Choosing WiselyASCRS is one of more than 60 leading medical specialty societies to identify over 220 specific tests, procedures, or medication therapies that are commonly ordered but not always necessary and could cause undue harm. ASCRS submitted five recommended interventions to the ABIM Foundation’s Choosing Wisely® campaign, which aims to spark conversations between patients and physicians about what care is really necessary.

The Society’s recommended interventions and supporting statements are:

  • Don’t routinely administer postoperative antibiotics for more than one day following colorectal surgery. Support: Administering antibiotics before surgery is important in reducing infections but routine prolonged use of antibiotics is not necessary and can be detrimental.

  • Don’t obtain CT or MRI in patients with benign perianal disease before examining the patient. Support: Anal discomfort and pain can be caused by many conditions, including fissures, fistulas, and abscesses. The first step in evaluating a patient with anal discomfort is physical examination. CT scan is useful for those patients with select findings on physical examination. Routine CT scans expose patients to unnecessary radiation exposure.

  • Don’t administer antibiotics to patients undergoing elective anal procedures such as hemorrhoidectomy or repair of fistula in ano. Support: Routine use of antibiotics for anal surgery is not necessary, and overuse of antibiotics can be dangerous. Antibiotics are indicated for some immune-compromised patients and patients with prosthetic heart valves.

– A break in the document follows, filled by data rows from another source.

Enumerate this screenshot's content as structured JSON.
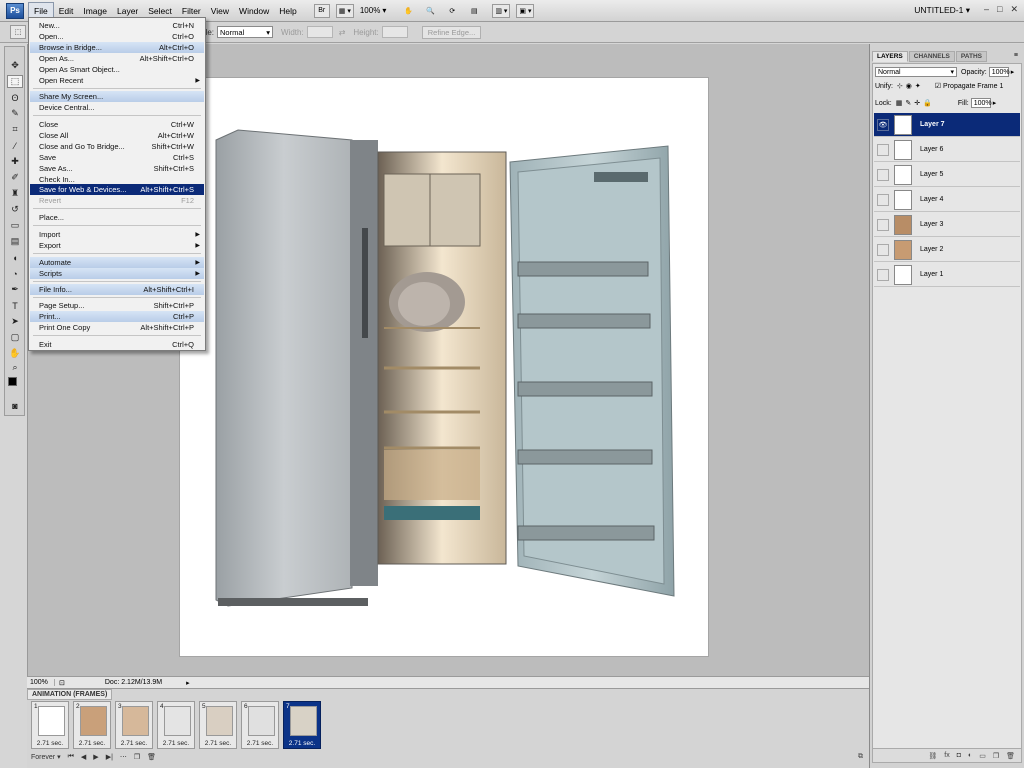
{
  "menubar": {
    "logo": "Ps",
    "menus": [
      "File",
      "Edit",
      "Image",
      "Layer",
      "Select",
      "Filter",
      "View",
      "Window",
      "Help"
    ],
    "bridge_label": "Br",
    "zoom": "100%",
    "doc_title": "UNTITLED-1"
  },
  "options": {
    "style_label": "Style:",
    "style_value": "Normal",
    "width_label": "Width:",
    "height_label": "Height:",
    "refine_edge": "Refine Edge..."
  },
  "file_menu": {
    "items": [
      {
        "label": "New...",
        "shortcut": "Ctrl+N"
      },
      {
        "label": "Open...",
        "shortcut": "Ctrl+O"
      },
      {
        "label": "Browse in Bridge...",
        "shortcut": "Alt+Ctrl+O"
      },
      {
        "label": "Open As...",
        "shortcut": "Alt+Shift+Ctrl+O"
      },
      {
        "label": "Open As Smart Object...",
        "shortcut": ""
      },
      {
        "label": "Open Recent",
        "shortcut": ""
      },
      {
        "label": "Share My Screen...",
        "shortcut": ""
      },
      {
        "label": "Device Central...",
        "shortcut": ""
      },
      {
        "label": "Close",
        "shortcut": "Ctrl+W"
      },
      {
        "label": "Close All",
        "shortcut": "Alt+Ctrl+W"
      },
      {
        "label": "Close and Go To Bridge...",
        "shortcut": "Shift+Ctrl+W"
      },
      {
        "label": "Save",
        "shortcut": "Ctrl+S"
      },
      {
        "label": "Save As...",
        "shortcut": "Shift+Ctrl+S"
      },
      {
        "label": "Check In...",
        "shortcut": ""
      },
      {
        "label": "Save for Web & Devices...",
        "shortcut": "Alt+Shift+Ctrl+S"
      },
      {
        "label": "Revert",
        "shortcut": "F12"
      },
      {
        "label": "Place...",
        "shortcut": ""
      },
      {
        "label": "Import",
        "shortcut": ""
      },
      {
        "label": "Export",
        "shortcut": ""
      },
      {
        "label": "Automate",
        "shortcut": ""
      },
      {
        "label": "Scripts",
        "shortcut": ""
      },
      {
        "label": "File Info...",
        "shortcut": "Alt+Shift+Ctrl+I"
      },
      {
        "label": "Page Setup...",
        "shortcut": "Shift+Ctrl+P"
      },
      {
        "label": "Print...",
        "shortcut": "Ctrl+P"
      },
      {
        "label": "Print One Copy",
        "shortcut": "Alt+Shift+Ctrl+P"
      },
      {
        "label": "Exit",
        "shortcut": "Ctrl+Q"
      }
    ]
  },
  "status": {
    "zoom": "100%",
    "doc": "Doc: 2.12M/13.9M"
  },
  "animation": {
    "tab": "ANIMATION (FRAMES)",
    "loop": "Forever",
    "frames": [
      {
        "num": "1",
        "delay": "2.71 sec."
      },
      {
        "num": "2",
        "delay": "2.71 sec."
      },
      {
        "num": "3",
        "delay": "2.71 sec."
      },
      {
        "num": "4",
        "delay": "2.71 sec."
      },
      {
        "num": "5",
        "delay": "2.71 sec."
      },
      {
        "num": "6",
        "delay": "2.71 sec."
      },
      {
        "num": "7",
        "delay": "2.71 sec."
      }
    ]
  },
  "layers_panel": {
    "tabs": [
      "LAYERS",
      "CHANNELS",
      "PATHS"
    ],
    "blend_mode": "Normal",
    "opacity_label": "Opacity:",
    "opacity": "100%",
    "unify_label": "Unify:",
    "propagate_label": "Propagate Frame 1",
    "lock_label": "Lock:",
    "fill_label": "Fill:",
    "fill": "100%",
    "layers": [
      "Layer 7",
      "Layer 6",
      "Layer 5",
      "Layer 4",
      "Layer 3",
      "Layer 2",
      "Layer 1"
    ]
  },
  "colors": {
    "selection": "#0b2a78",
    "menu_highlight": "#b9cde8",
    "canvas_bg": "#bcbcbc"
  }
}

  • Don’t perform colon resection following a single episode of uncomplicated diverticulitis. Support: Inflammation and infection associated with diverticulum of the colon (diverticulitis) is treated with antibiotics and alteration in diet. Patients should undergo colonoscopy, if one has not been done previously, to ensure no other abnormalities. Surgery is not necessary to remove a portion of colon unless there have been multiple episodes of diverticulitis, the patient is immune-compromised, or diverticulitis is complicated with development of large abscess, fistula or stricture.

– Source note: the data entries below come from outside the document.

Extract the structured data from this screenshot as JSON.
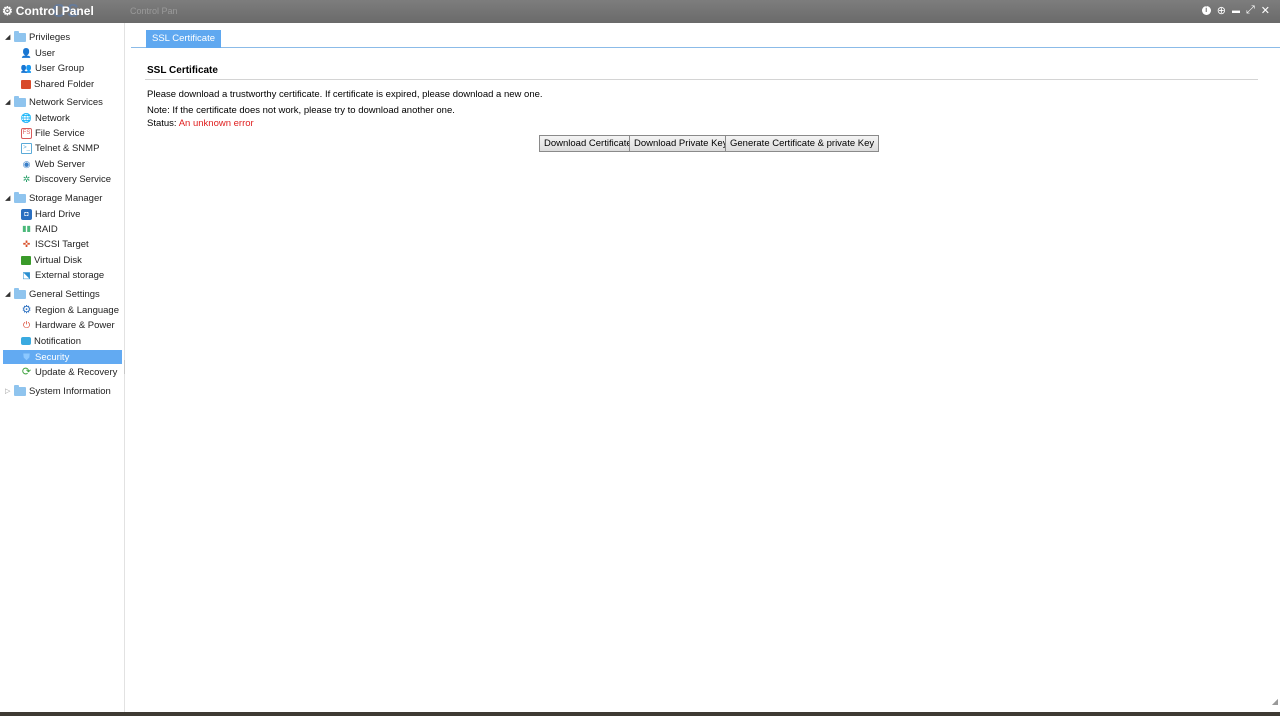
{
  "titlebar": {
    "title": "Control Panel",
    "logo_ghost": "OS",
    "behind_window": "Control Pan",
    "info_icon": "i",
    "globe_icon": "⊕",
    "minimize": "▬",
    "restore": "⤢",
    "close": "✕"
  },
  "sidebar": {
    "groups": [
      {
        "label": "Privileges",
        "items": [
          "User",
          "User Group",
          "Shared Folder"
        ]
      },
      {
        "label": "Network Services",
        "items": [
          "Network",
          "File Service",
          "Telnet & SNMP",
          "Web Server",
          "Discovery Service"
        ]
      },
      {
        "label": "Storage Manager",
        "items": [
          "Hard Drive",
          "RAID",
          "ISCSI Target",
          "Virtual Disk",
          "External storage"
        ]
      },
      {
        "label": "General Settings",
        "items": [
          "Region & Language",
          "Hardware & Power",
          "Notification",
          "Security",
          "Update & Recovery"
        ]
      },
      {
        "label": "System Information",
        "items": []
      }
    ],
    "selected": "Security"
  },
  "main": {
    "tab": "SSL Certificate",
    "section_title": "SSL Certificate",
    "line1": "Please download a trustworthy certificate. If certificate is expired, please download a new one.",
    "line2": "Note: If the certificate does not work, please try to download another one.",
    "status_label": "Status:",
    "status_value": "An unknown error",
    "buttons": {
      "download_cert": "Download Certificate",
      "download_key": "Download Private Key",
      "generate": "Generate Certificate & private Key"
    }
  },
  "colors": {
    "selected_bg": "#62aaf2",
    "tab_bg": "#5fa8f0",
    "error_text": "#e02020",
    "titlebar_bg": "#757575"
  }
}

  • Following colon or rectal cancer resection, don’t obtain follow-up routine colonoscopy and imaging (CT scans) in low performance status patients that are not candidates for additional treatment. Support: The role of surveillance colonoscopy and imaging, including CT scan, following colon and rectal cancer surgery is to identify cancer recurrence or a new cancer that would be amenable to additional treatment such as additional surgery, chemotherapy or radiation. If patients are medically unfit for additional treatment, they should not be subjected to additional unnecessary testing.
The Society’s submission, including detailed citation of published resources to document each recommendation, was prepared by Dr. Martin R. Weiser, New York, NY, and reviewed by members of the ASCRS Clinical Practice Guidelines Committee (formerly known as Standards Committee), Dr. Janice F. Rafferty, Cincinnati, OH, Chair, and past Executive Council member. It was approved by the Executive Council.

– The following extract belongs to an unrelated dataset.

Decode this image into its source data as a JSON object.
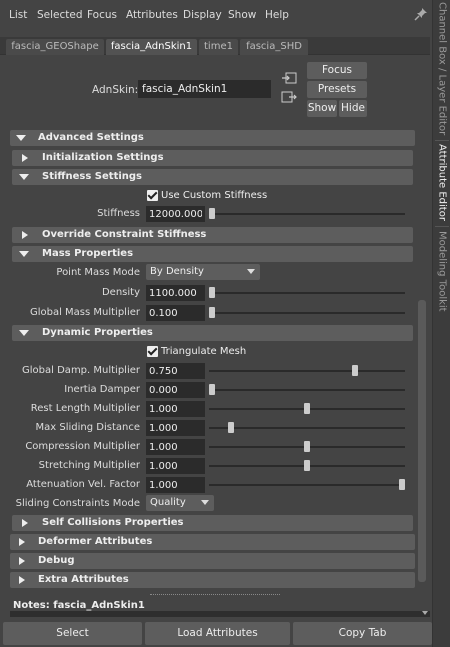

The mission of the ABIM Foundation is to advance medical professionalism to improve the health care system. The Choosing Wisely campaign, launched in April 2012, is part of a multi-year effort led by the ABIM Foundation to support and engage physicians in being better stewards of finite health care resources.